International travel documents for children
See what documents a child needs to travel to or from the U.S. alone or with a parent or relative.
Children traveling to the U.S.
All children, including infants, must have their own travel documents such as a passport or document from a Trusted Traveler Program to enter the U.S. If you travel or are going to travel with a child, consider taking the following documents:
- If the child is traveling with only one of their custodial parents, they must have a letter of consent, preferably in English and notarized, from the other parent or signed by both parents. The letter should say "I acknowledge that my son/daughter is traveling outside the country with [the name of the adult] with my permission."

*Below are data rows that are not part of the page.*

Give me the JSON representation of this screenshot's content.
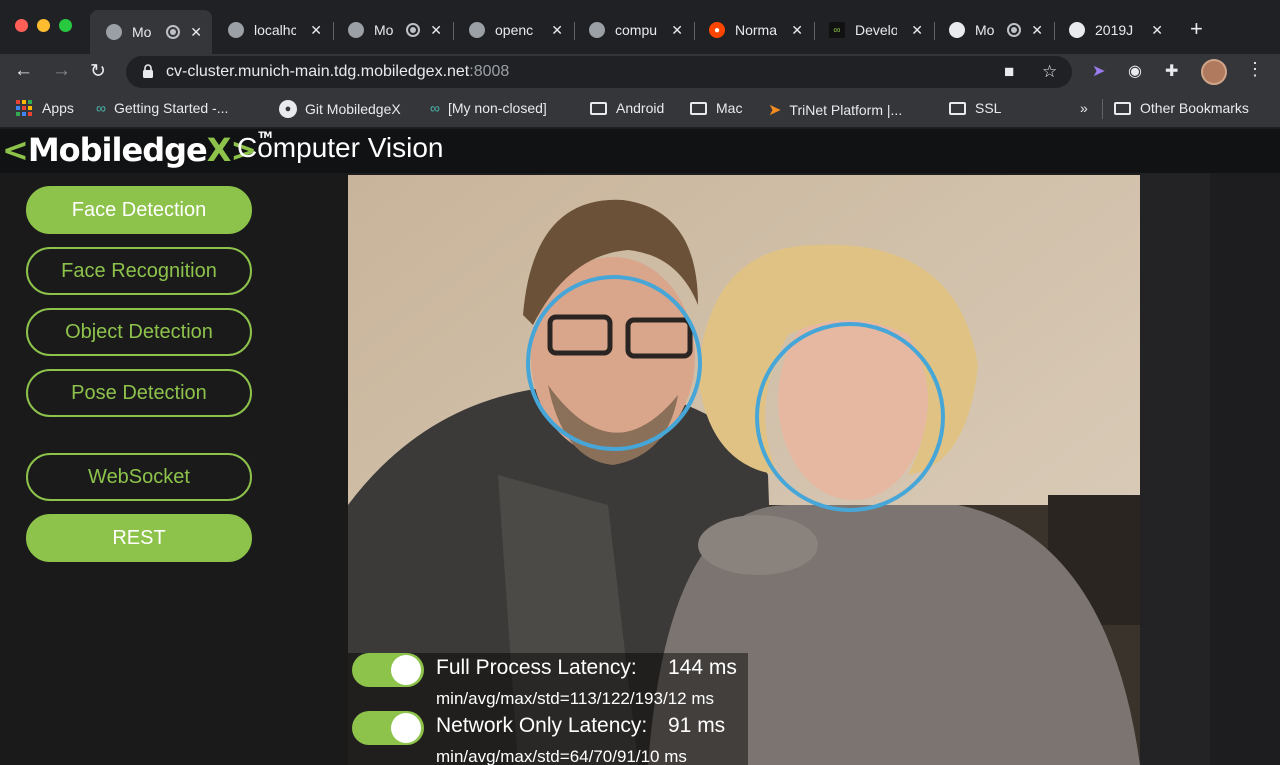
{
  "browser": {
    "tabs": [
      {
        "title": "Mo",
        "favicon": "globe-icon",
        "active": true,
        "recording": true
      },
      {
        "title": "localhc",
        "favicon": "globe-icon"
      },
      {
        "title": "Mo",
        "favicon": "globe-icon",
        "recording": true
      },
      {
        "title": "openc",
        "favicon": "globe-icon"
      },
      {
        "title": "compu",
        "favicon": "globe-icon"
      },
      {
        "title": "Norma",
        "favicon": "reddit-icon"
      },
      {
        "title": "Develo",
        "favicon": "mobiledgex-icon"
      },
      {
        "title": "Mo",
        "favicon": "globe-icon",
        "recording": true
      },
      {
        "title": "2019J",
        "favicon": "globe-icon"
      }
    ],
    "url_host": "cv-cluster.munich-main.tdg.mobiledgex.net",
    "url_port": ":8008",
    "bookmarks": [
      {
        "label": "Apps",
        "icon": "apps-grid-icon"
      },
      {
        "label": "Getting Started -...",
        "icon": "mobiledgex-icon"
      },
      {
        "label": "Git MobiledgeX",
        "icon": "github-icon"
      },
      {
        "label": "[My non-closed]",
        "icon": "mobiledgex-icon"
      },
      {
        "label": "Android",
        "icon": "folder-icon"
      },
      {
        "label": "Mac",
        "icon": "folder-icon"
      },
      {
        "label": "TriNet Platform |...",
        "icon": "trinet-icon"
      },
      {
        "label": "SSL",
        "icon": "folder-icon"
      }
    ],
    "overflow": "»",
    "other_bookmarks": "Other Bookmarks"
  },
  "app": {
    "logo_prefix": "<",
    "logo_text": "Mobiledge",
    "logo_x": "X",
    "logo_suffix": ">",
    "logo_tm": "TM",
    "title": "Computer Vision",
    "mode_buttons": [
      {
        "label": "Face Detection",
        "selected": true
      },
      {
        "label": "Face Recognition",
        "selected": false
      },
      {
        "label": "Object Detection",
        "selected": false
      },
      {
        "label": "Pose Detection",
        "selected": false
      }
    ],
    "transport_buttons": [
      {
        "label": "WebSocket",
        "selected": false
      },
      {
        "label": "REST",
        "selected": true
      }
    ],
    "accent_color": "#8dc24b",
    "face_ring_color": "#46a6d8"
  },
  "latency": {
    "full_process": {
      "label": "Full Process Latency:",
      "value": "144 ms",
      "stats": "min/avg/max/std=113/122/193/12 ms",
      "enabled": true
    },
    "network_only": {
      "label": "Network Only Latency:",
      "value": "91 ms",
      "stats": "min/avg/max/std=64/70/91/10 ms",
      "enabled": true
    }
  }
}
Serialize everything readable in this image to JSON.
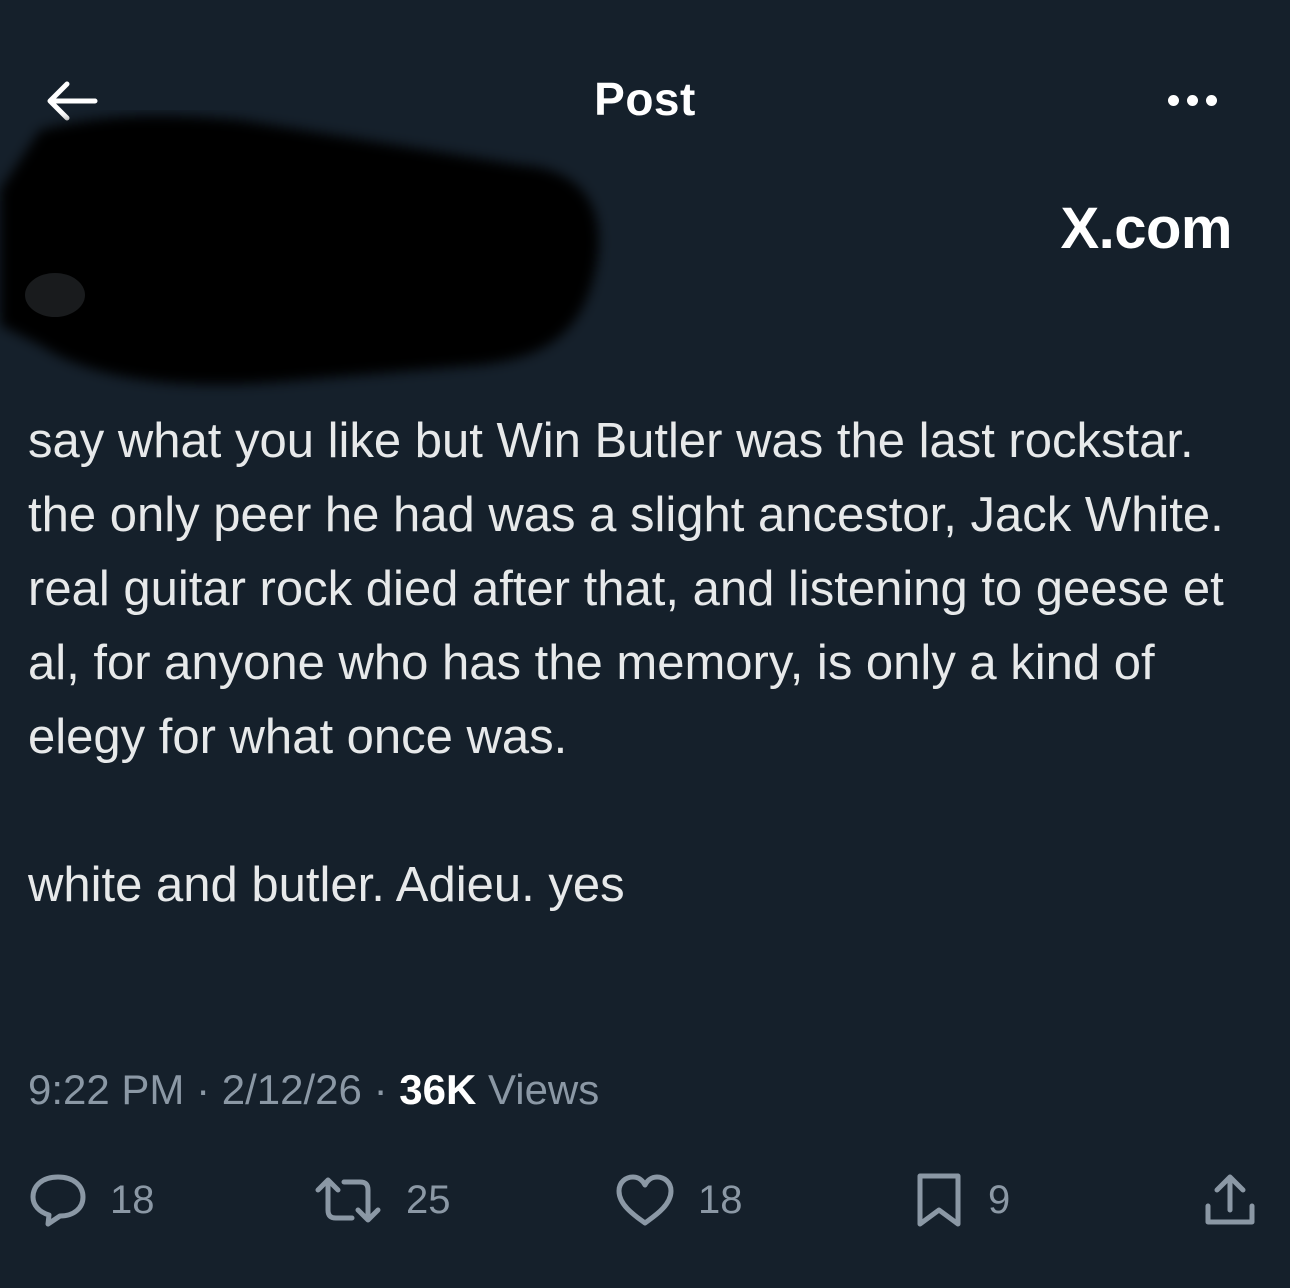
{
  "header": {
    "title": "Post"
  },
  "watermark": "X.com",
  "post": {
    "paragraphs": [
      "say what you like but Win Butler was the last rockstar. the only peer he had was a slight ancestor, Jack White. real guitar rock died after that, and listening to geese et al, for anyone who has the memory, is only a kind of elegy for what once was.",
      "white and butler. Adieu. yes"
    ]
  },
  "meta": {
    "time": "9:22 PM",
    "separator": "·",
    "date": "2/12/26",
    "views_count": "36K",
    "views_label": "Views"
  },
  "actions": {
    "replies": "18",
    "reposts": "25",
    "likes": "18",
    "bookmarks": "9"
  },
  "icons": {
    "back": "arrow-left-icon",
    "more": "more-horizontal-icon",
    "reply": "speech-bubble-icon",
    "repost": "repost-arrows-icon",
    "like": "heart-icon",
    "bookmark": "bookmark-icon",
    "share": "share-upload-icon"
  },
  "colors": {
    "background": "#15202b",
    "text": "#e7e9ea",
    "secondary": "#8b98a5"
  }
}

- If one parent has sole custody of the child, a copy of the custody document can take the place of the other parent's letter.
- Parents who frequently cross the border by land with a minor must always carry a letter of permission from the other parent.
U.S. citizen children traveling abroad
Ports of entry in many countries have security measures to prevent international child abduction. If you are traveling alone with your child, you may be required to present documentation proving you are the parent or legal guardian. You may also need a letter of permission from the other parent for your child to travel.
If your child travels alone, depending on the country, they may be required to present a notarized letter from both parents or their legal guardian. If a minor is traveling abroad and is not accompanied by both parents or a legal guardian, contact the embassy or consulate of the country you will be visiting and ask about entry and exit requirements for that country.
LAST UPDATED: December 6, 2023